Common to Jason Rhoades’s multifarious output is an underlying interest in the conditions in which art is made and the subversion of any conventions that stand in the way of its production. Up to his untimely death in 2006 at age 41, Rhoades carried out a continuous assault on aesthetic conventions and the rules governing the art world: these conditions, in fact, were used as materials or tools for his work. His conceptual vigor and his attempts to redefine and expand the space in which works are both made and exhibited earned him a reputation as an artists’ artist. Believing that the creative process demanded ultimate freedom, his work could be dangerous, overwhelming, politically incorrect, obnoxious, or sublime.
Rhoades was born in Newcastle, California in 1965. He received his M.F.A. from the University of California, Los Angeles in 1993. Later that year, Rhoades joined David Zwirner—becoming part of the gallery’s original roster of artists—and had his first New York solo show.
David Zwirner recently presented Jason Rhoades: PeaRoeFoam at the gallery in New York, on view September 11 to October 18, 2014. The comprehensive exhibition was specially dedicated to Rhoades’s body of work using PeaRoeFoam, the artist’s self-made recipe for a “brand new product and revolutionary new material” created from whole green peas, fish-bait style salmon eggs, and white virgin-beaded foam. It marked the gallery’s first exhibition showcasing Rhoades since its critically acclaimed installation of Black Pussy in 2007. An accompanying publication by David Zwirner Books will feature new scholarship by Julien Bismuth, an interview with Linda Norden, and selected interviews from the Jason Rhoades Oral History project devised by Lucas Zwirner, who has interviewed over fifty artists, curators, and others who intimately knew the artist.

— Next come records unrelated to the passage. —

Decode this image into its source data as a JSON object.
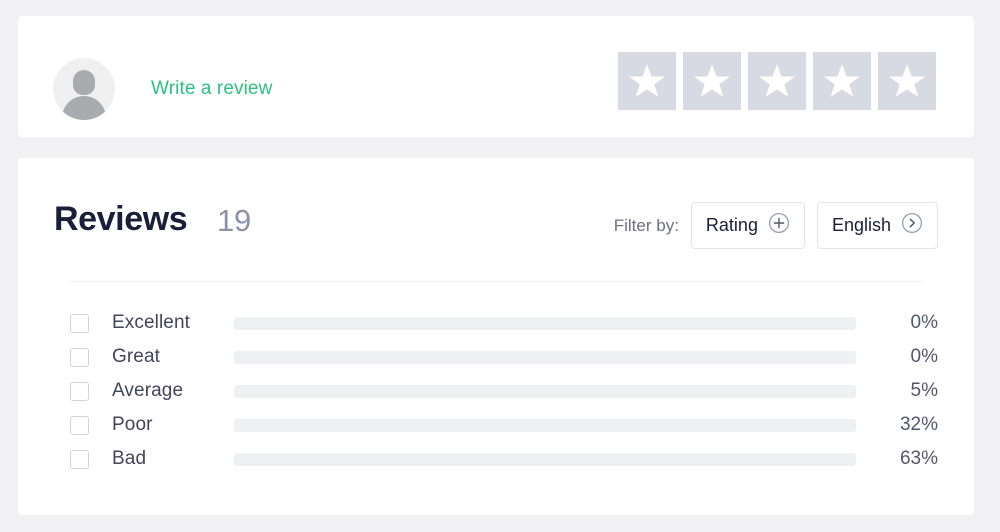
{
  "review_prompt": {
    "avatar": "user-avatar",
    "link_label": "Write a review",
    "link_color": "#2bc27f",
    "star_count": 5,
    "star_tile_color": "#d7d9e3"
  },
  "reviews_panel": {
    "title": "Reviews",
    "count": "19",
    "filter_label": "Filter by:",
    "filters": [
      {
        "label": "Rating",
        "icon": "plus-circle-icon"
      },
      {
        "label": "English",
        "icon": "chevron-right-circle-icon"
      }
    ]
  },
  "chart_data": {
    "type": "bar",
    "title": "Reviews",
    "orientation": "horizontal",
    "xlabel": "",
    "ylabel": "",
    "xlim": [
      0,
      100
    ],
    "grid": false,
    "legend": "none",
    "categories": [
      "Excellent",
      "Great",
      "Average",
      "Poor",
      "Bad"
    ],
    "values": [
      0,
      0,
      5,
      32,
      63
    ],
    "value_labels": [
      "0%",
      "0%",
      "5%",
      "32%",
      "63%"
    ],
    "bar_color": "#6e7088",
    "track_color": "#eff0f2"
  }
}
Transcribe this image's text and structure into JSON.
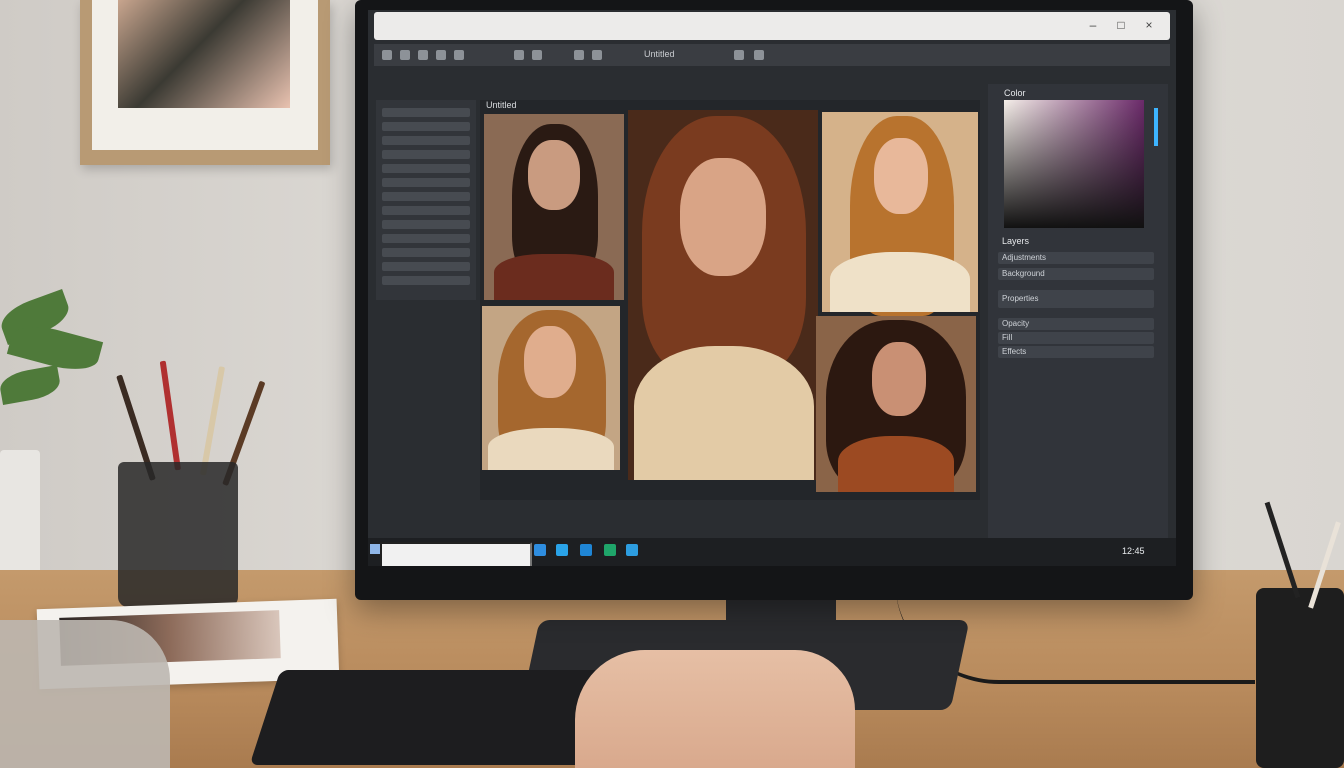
{
  "app": {
    "window_title": "",
    "toolbar_labels": [
      "Untitled"
    ],
    "tabs": [
      "Untitled"
    ]
  },
  "panels": {
    "color_panel_title": "Color",
    "layers_title": "Layers",
    "layer_rows": [
      "Adjustments",
      "Background",
      "Properties",
      "Opacity",
      "Fill",
      "Effects"
    ]
  },
  "taskbar": {
    "search_placeholder": "",
    "tray_text": "12:45"
  },
  "colors": {
    "accent": "#3db4ff",
    "panel": "#31343a",
    "canvas": "#23262a"
  },
  "photos": [
    {
      "position": "top-left",
      "tone": "dark hair portrait"
    },
    {
      "position": "center",
      "tone": "auburn wavy hair portrait"
    },
    {
      "position": "top-right",
      "tone": "blonde wavy hair portrait"
    },
    {
      "position": "bottom-left",
      "tone": "light brown wavy hair portrait"
    },
    {
      "position": "bottom-right",
      "tone": "dark curly hair portrait"
    }
  ]
}
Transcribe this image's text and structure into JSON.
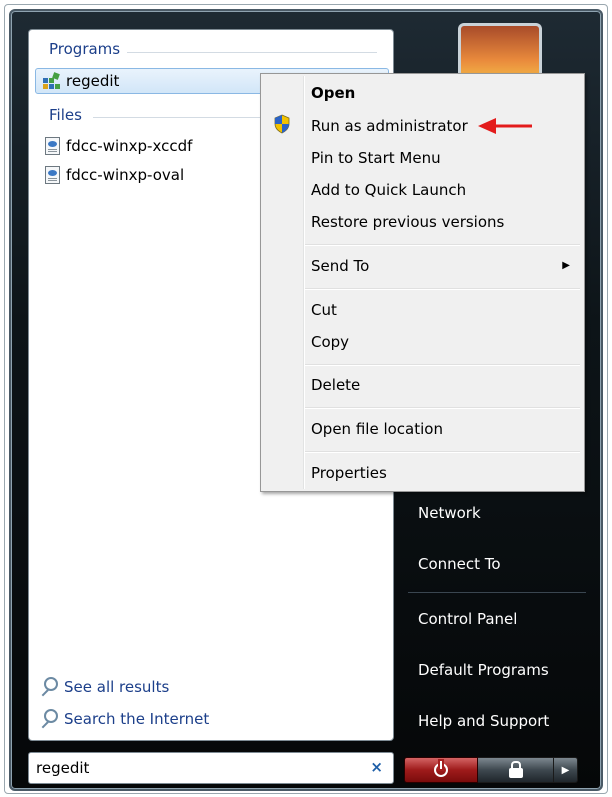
{
  "search_pane": {
    "programs_header": "Programs",
    "programs": [
      {
        "label": "regedit",
        "icon": "regedit-icon"
      }
    ],
    "files_header": "Files",
    "files": [
      {
        "label": "fdcc-winxp-xccdf",
        "icon": "document-icon"
      },
      {
        "label": "fdcc-winxp-oval",
        "icon": "document-icon"
      }
    ],
    "see_all_results": "See all results",
    "search_internet": "Search the Internet"
  },
  "search_box": {
    "value": "regedit",
    "clear_glyph": "×"
  },
  "context_menu": {
    "items": [
      {
        "label": "Open",
        "bold": true
      },
      {
        "label": "Run as administrator",
        "icon": "uac-shield-icon"
      },
      {
        "label": "Pin to Start Menu"
      },
      {
        "label": "Add to Quick Launch"
      },
      {
        "label": "Restore previous versions"
      },
      {
        "label": "Send To",
        "submenu": true
      },
      {
        "label": "Cut"
      },
      {
        "label": "Copy"
      },
      {
        "label": "Delete"
      },
      {
        "label": "Open file location"
      },
      {
        "label": "Properties"
      }
    ],
    "submenu_arrow": "▶"
  },
  "right_pane": {
    "items": [
      "Network",
      "Connect To",
      "Control Panel",
      "Default Programs",
      "Help and Support"
    ]
  },
  "power_buttons": {
    "power": "power-icon",
    "lock": "lock-icon",
    "arrow": "▶"
  },
  "colors": {
    "accent_link": "#1c3f8a",
    "annotation_arrow": "#e31b1b",
    "power_button": "#9e1b1b"
  }
}
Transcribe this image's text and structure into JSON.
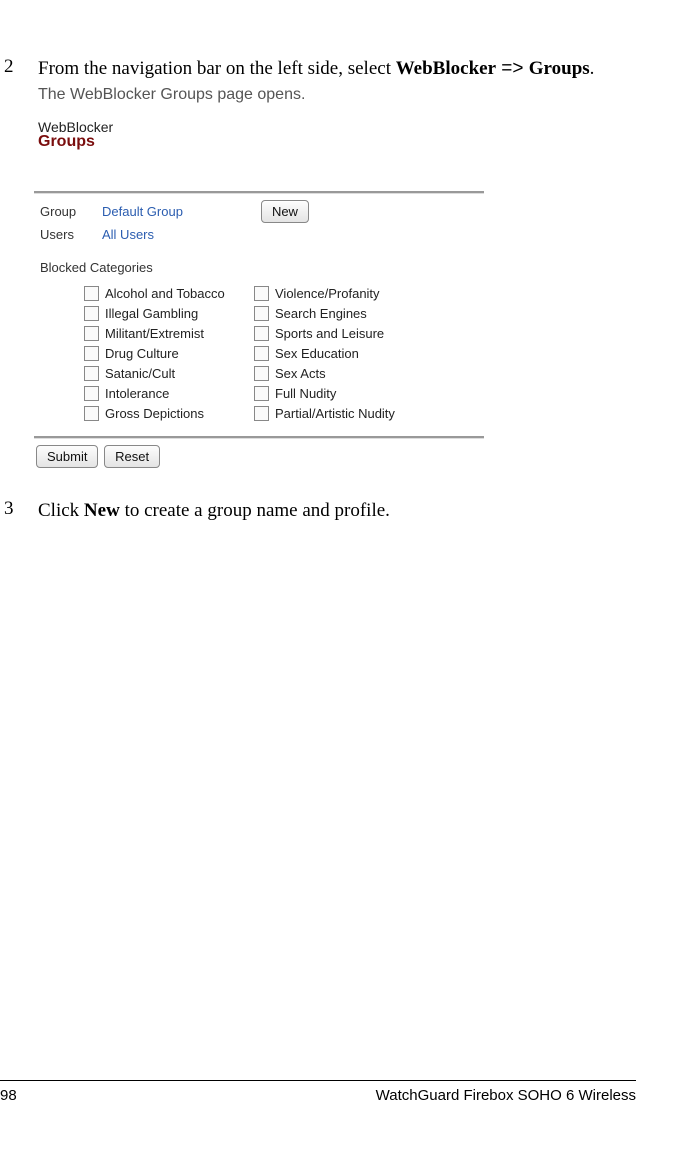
{
  "steps": {
    "s2": {
      "num": "2",
      "text_pre": "From the navigation bar on the left side, select ",
      "bold1": "WebBlocker",
      "arrow": " => ",
      "bold2": "Groups",
      "period": ".",
      "result": "The WebBlocker Groups page opens."
    },
    "s3": {
      "num": "3",
      "text_pre": "Click ",
      "bold1": "New",
      "text_post": " to create a group name and profile."
    }
  },
  "screenshot": {
    "title1": "WebBlocker",
    "title2": "Groups",
    "group_label": "Group",
    "group_value": "Default Group",
    "new_btn": "New",
    "users_label": "Users",
    "users_value": "All Users",
    "section": "Blocked Categories",
    "col1": [
      "Alcohol and Tobacco",
      "Illegal Gambling",
      "Militant/Extremist",
      "Drug Culture",
      "Satanic/Cult",
      "Intolerance",
      "Gross Depictions"
    ],
    "col2": [
      "Violence/Profanity",
      "Search Engines",
      "Sports and Leisure",
      "Sex Education",
      "Sex Acts",
      "Full Nudity",
      "Partial/Artistic Nudity"
    ],
    "submit": "Submit",
    "reset": "Reset"
  },
  "footer": {
    "page": "98",
    "title": "WatchGuard Firebox SOHO 6 Wireless"
  }
}
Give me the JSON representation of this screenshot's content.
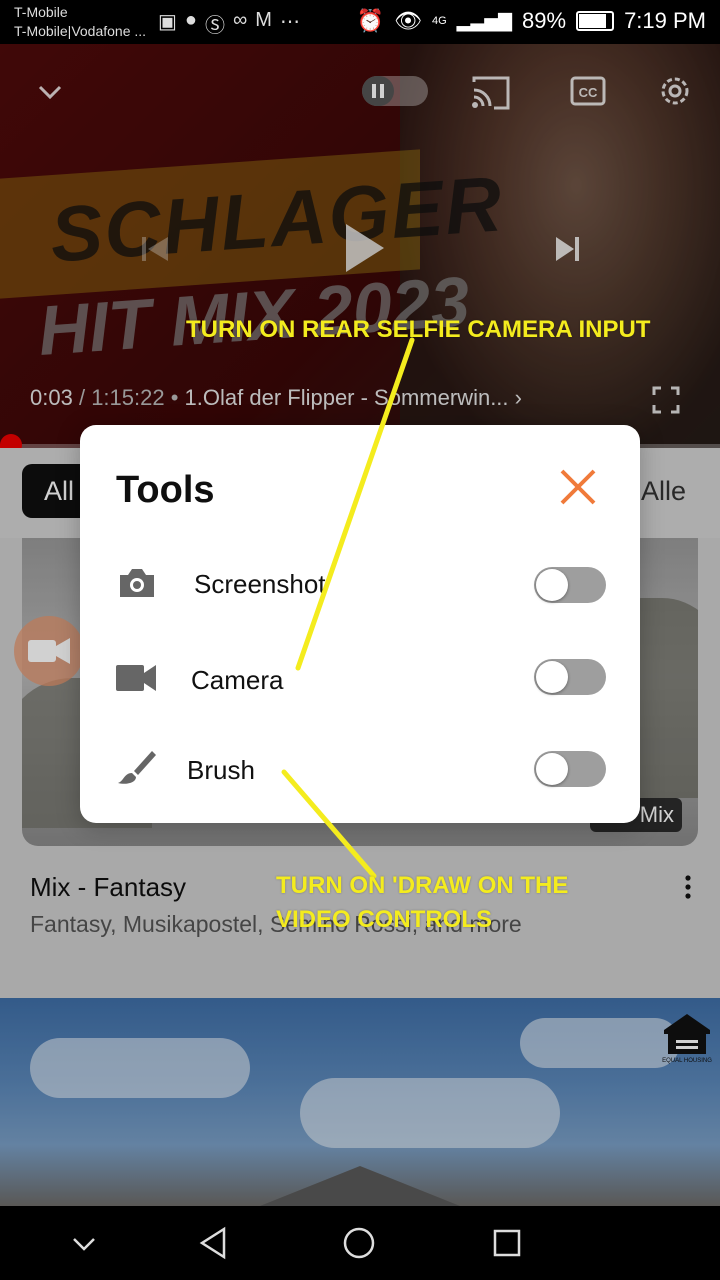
{
  "status_bar": {
    "carrier_line1": "T-Mobile",
    "carrier_line2": "T-Mobile|Vodafone ...",
    "network": "4G",
    "battery": "89%",
    "time": "7:19 PM"
  },
  "player": {
    "video_title_line1": "SCHLAGER",
    "video_title_line2": "HIT MIX 2023",
    "time_current": "0:03",
    "time_total": "1:15:22",
    "chapter": "1.Olaf der Flipper - Sommerwin...",
    "progress_fraction": 0.0
  },
  "chips": {
    "all": "All",
    "fuer_alle": "ir Alle"
  },
  "video_card": {
    "badge": "Mix",
    "title": "Mix - Fantasy",
    "subtitle": "Fantasy, Musikapostel, Semino Rossi, and more"
  },
  "tools_dialog": {
    "title": "Tools",
    "rows": [
      {
        "label": "Screenshot",
        "icon": "camera-icon",
        "enabled": false
      },
      {
        "label": "Camera",
        "icon": "video-camera-icon",
        "enabled": false
      },
      {
        "label": "Brush",
        "icon": "brush-icon",
        "enabled": false
      }
    ]
  },
  "annotations": {
    "top": "TURN ON REAR SELFIE CAMERA INPUT",
    "bottom_line1": "TURN ON 'DRAW ON THE",
    "bottom_line2": "VIDEO CONTROLS"
  },
  "colors": {
    "annotation": "#f4ec1e",
    "close_x": "#f07a3a",
    "progress": "#ff0000"
  }
}
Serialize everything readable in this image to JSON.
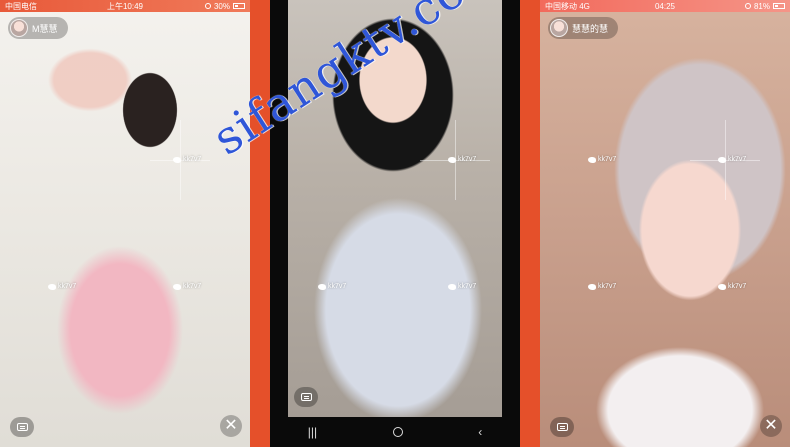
{
  "panels": [
    {
      "status": {
        "carrier": "中国电信",
        "time": "上午10:49",
        "battery": "30%"
      },
      "user": {
        "name": "M慧慧"
      },
      "watermark": "kk7v7"
    },
    {
      "watermark": "kk7v7",
      "navbar": {
        "recents": "|||",
        "back": "‹"
      }
    },
    {
      "status": {
        "carrier": "中国移动 4G",
        "time": "04:25",
        "battery": "81%"
      },
      "user": {
        "name": "慧慧的慧"
      },
      "watermark": "kk7v7"
    }
  ],
  "site_watermark": "sifangktv.com",
  "controls": {
    "close": "✕"
  },
  "colors": {
    "background": "#e5502a",
    "site_watermark": "#2f56d8"
  }
}
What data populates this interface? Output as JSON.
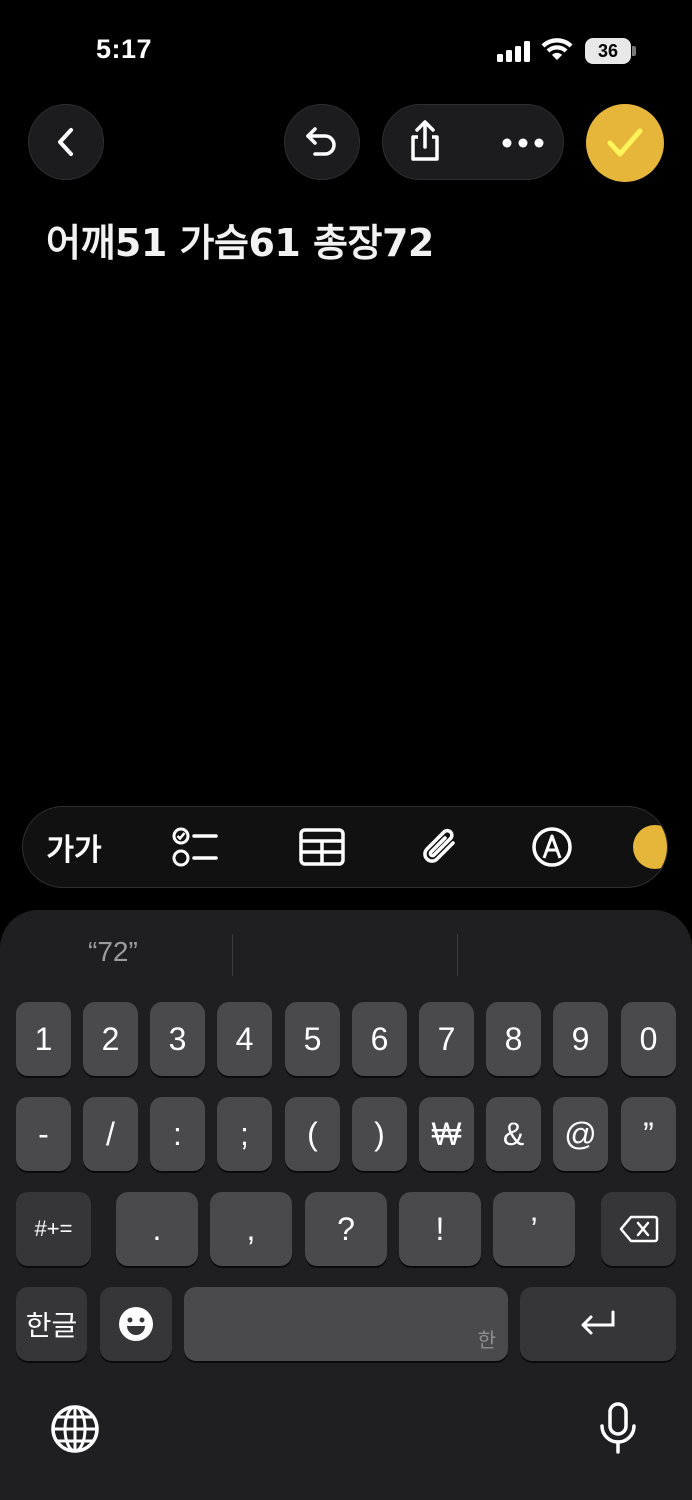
{
  "status_bar": {
    "time": "5:17",
    "battery": "36"
  },
  "nav": {
    "back_icon": "chevron-left-icon",
    "undo_icon": "undo-icon",
    "share_icon": "share-icon",
    "more_icon": "ellipsis-icon",
    "done_icon": "checkmark-icon",
    "done_color": "#e6b63a"
  },
  "note": {
    "text": "어깨51 가슴61 총장72"
  },
  "toolbar": {
    "format_label": "가가",
    "items": [
      "text-format-icon",
      "checklist-icon",
      "table-icon",
      "attachment-icon",
      "markup-icon",
      "apple-intelligence-icon"
    ]
  },
  "keyboard": {
    "suggestion": "“72”",
    "row1": [
      "1",
      "2",
      "3",
      "4",
      "5",
      "6",
      "7",
      "8",
      "9",
      "0"
    ],
    "row2": [
      "-",
      "/",
      ":",
      ";",
      "(",
      ")",
      "₩",
      "&",
      "@",
      "”"
    ],
    "row3": [
      "#+=",
      ".",
      ",",
      "?",
      "!",
      "’"
    ],
    "hangul_key": "한글",
    "space_hint": "한"
  }
}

Rhoades’s work has been exhibited internationally since the 1990s. His first solo presentation at a European institution was held at the Kunsthalle Basel in 1996. Other international venues which have organized solo shows include the Van Abbemuseum, Eindhoven, The Netherlands; Kunsthalle Nürnberg, Nuremberg, Germany (both 1998); Deichtorhallen Hamburg, Germany (1999); Museum Haus Esters, Krefeld, Germany (2000); Museum Moderner Kunst Stiftung Ludwig Wien (MUMOK), Vienna (2002); Le Magasin - Centre National d’Art Contemporain de Grenoble, France (2005); and the Centro de Arte Contemporáneo de Málaga, Spain (2006).
In 2013, Jason Rhoades, Four Roads marked the first American museum exhibition of the artist’s work, organized by the Institute of Contemporary Art, University of Pennsylvania, Philadelphia. In 2014, the exhibition traveled internationally to the Kunsthalle Bremen, Germany, followed by the BALTIC Centre for Contemporary Art, Gateshead, England in 2015.
Work by the artist has been prominently featured in group exhibitions worldwide, most recently in 2013 as part of NYC 1993: Experimental Jet Set, Trash and No Star at the New Museum, New York. Other group shows that have shown major installations by Rhoades include the Whitney Biennial (1995, 1997, and 2008) and the Venice Biennale (1997, 1999, and 2007).
Museum collections which hold works by the artist include the Centre Georges Pompidou, Paris; Hamburger Bahnhof - Museum für Gegenwart, Berlin; Los Angeles County Museum of Art; Museum of Contemporary Art, Los Angeles; The Museum of Modern Art, New York; San Francisco Museum of Modern Art; Solomon R. Guggenheim Museum, New York; Stedelijk Museum, Amsterdam; Tate Gallery, London; and the Whitney Museum of American Art, New York.